My dad whose name I have never used on here – just a bastard to his kids. And he would want me to say that he never hit a woman. Although he said it counted when he hit me because I was 14 and had gotten my period. I saw him shove my mother against a wall once when she tried to stop him hitting me. And I saw him kick the bathroom door in to get to her when she was hiding from him. But he doesn’t hit women. He’s got a tremendous singing voice and he’s a wonderful guitar player. He’s an excellent shot and has taken down many geese, ducks, rabbits and moose in his lifetime. He’s also meticulous with storing his guns and ammunition separately and securely.
I can say with certainty that the chances of his guns misfiring because they weren’t cleaned properly are minimal. The last time I visited about 8 years ago, he was cleaning his handgun at the kitchen table. I’ve always been terrified of the handgun since it usually came out during New Year’s Eve when he was fighting with my mother but only to shoot it off like a redneck to ring in the New Year. I tried to walk through the kitchen that evening and ignore the smell of the gun cleaner but he stopped and said “Hey Vickie, did you know I had this?” But he has never threatened a person with any of his guns. They are just for hunting. And celebrating.
Now my mother was charged with uttering threats once. Her brother told the police she had made mention of the guns to break up a fight between him and another of her brothers. She swore it didn’t go down that way and the charges were dropped the day she had to appear in court. But my father never threatened anyone. He didn’t have to. According to him.
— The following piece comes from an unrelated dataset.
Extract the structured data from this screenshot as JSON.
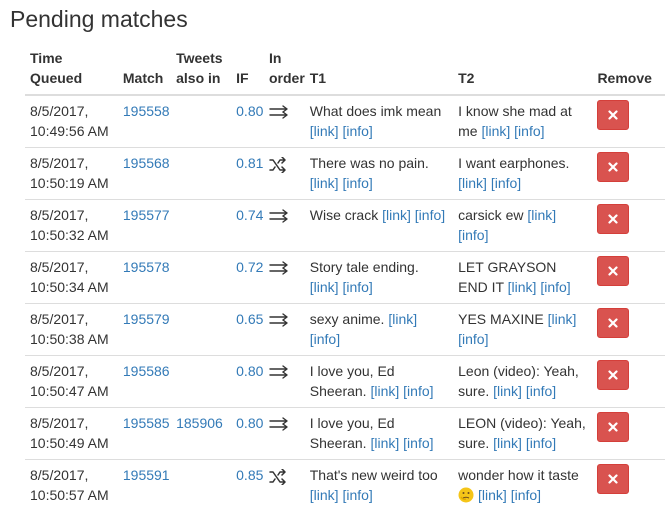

He had proven himself many times and people know better than to fuck with him.
So no worries – my father has only hurt his own children and never with a closed fist or in any sexual way whatsoever. He was only removed from his home once by the RCMP. At the time they thought a mental health facility was a better choice for him over the lockup. My mother sounded proud when she told me it took 4 orderlies to hold him down at the Waterford Hospital when he realized they were keeping him in there. She said they sedated him and put him in a straightjacket in a soft-walled room that first night. I didn’t visit until a few days later when he was in a regular room unrestrained but he was heavily medicated. He was very nice when he was doped up – even nicer than when he used to drink which was actually the nicest time I remember him. The attending nurse told me he'd be there for a long time but a family member signed him out less than two weeks later.
I have blogged about being afraid of him but that in no way reflects on his character or propensity to be kind or generous. He’s normally very forgiving and considerate and even-tempered. It really must be something in me that sets him off. He has a solid relationship with all his sons. So again, it must just be me that pushes his buttons.
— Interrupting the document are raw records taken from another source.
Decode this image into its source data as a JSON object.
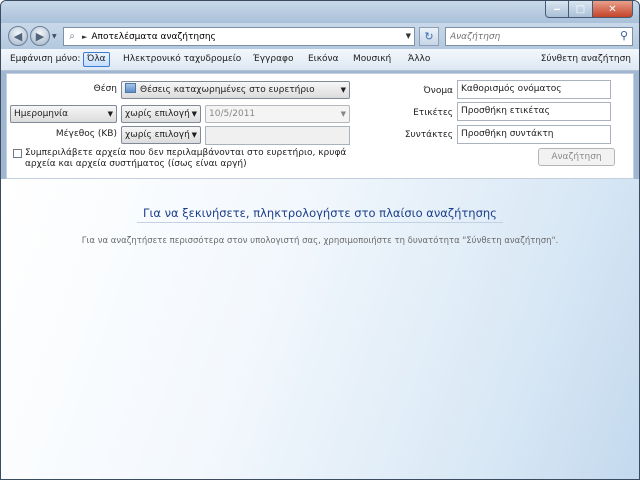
{
  "window": {
    "minimize_glyph": "‒",
    "maximize_glyph": "□",
    "close_glyph": "✕"
  },
  "address": {
    "path": "Αποτελέσματα αναζήτησης",
    "separator": "►",
    "search_placeholder": "Αναζήτηση"
  },
  "filter_bar": {
    "show_only_label": "Εμφάνιση μόνο:",
    "items": [
      "Όλα",
      "Ηλεκτρονικό ταχυδρομείο",
      "Έγγραφο",
      "Εικόνα",
      "Μουσική",
      "Άλλο"
    ],
    "selected": "Όλα",
    "advanced_search": "Σύνθετη αναζήτηση"
  },
  "advanced": {
    "location_label": "Θέση",
    "location_value": "Θέσεις καταχωρημένες στο ευρετήριο",
    "date_field": "Ημερομηνία",
    "date_operator": "χωρίς επιλογή",
    "date_value": "10/5/2011",
    "size_label": "Μέγεθος (KB)",
    "size_operator": "χωρίς επιλογή",
    "size_value": "",
    "name_label": "Όνομα",
    "name_value": "Καθορισμός ονόματος",
    "tags_label": "Ετικέτες",
    "tags_value": "Προσθήκη ετικέτας",
    "authors_label": "Συντάκτες",
    "authors_value": "Προσθήκη συντάκτη",
    "include_checkbox_label": "Συμπεριλάβετε αρχεία που δεν περιλαμβάνονται στο ευρετήριο, κρυφά αρχεία και αρχεία συστήματος (ίσως είναι αργή)",
    "search_button": "Αναζήτηση"
  },
  "main": {
    "headline": "Για να ξεκινήσετε, πληκτρολογήστε στο πλαίσιο αναζήτησης",
    "subtext": "Για να αναζητήσετε περισσότερα στον υπολογιστή σας, χρησιμοποιήστε τη δυνατότητα \"Σύνθετη αναζήτηση\"."
  },
  "colors": {
    "headline": "#1c3f8a",
    "selected_filter_border": "#3d7bd8"
  },
  "icons": [
    "back-arrow-icon",
    "forward-arrow-icon",
    "search-icon",
    "refresh-icon",
    "dropdown-arrow-icon",
    "indexed-folder-icon"
  ]
}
Teri Hatcher says she recently found an article about an 11-year-old little girl who blew her own brains out after years of being sexually abused by the same man that assaulted her when she was a child. According to the video, Teri Hatcher’s uncle went to jail and eventually died there.
I’m so thankful for that friend of mine who had the courage to press charges against her abuser when we were in ninth grade. It made coming forward a little easier to face. In fact, it gave me the words when I don’t know how else I could have said it. And thanks be to God and the other gods and the universe that the person I disclosed to believed me and stood by my side through the entire process.
I’m still friends with both of those warriors from ninth grade. You’re born into one family but when you grow up you get to choose your own family. That’s not to say I don’t care about my parents and brothers and even those aunts, uncles and cousins. I just think forgiveness is a dish best served cold.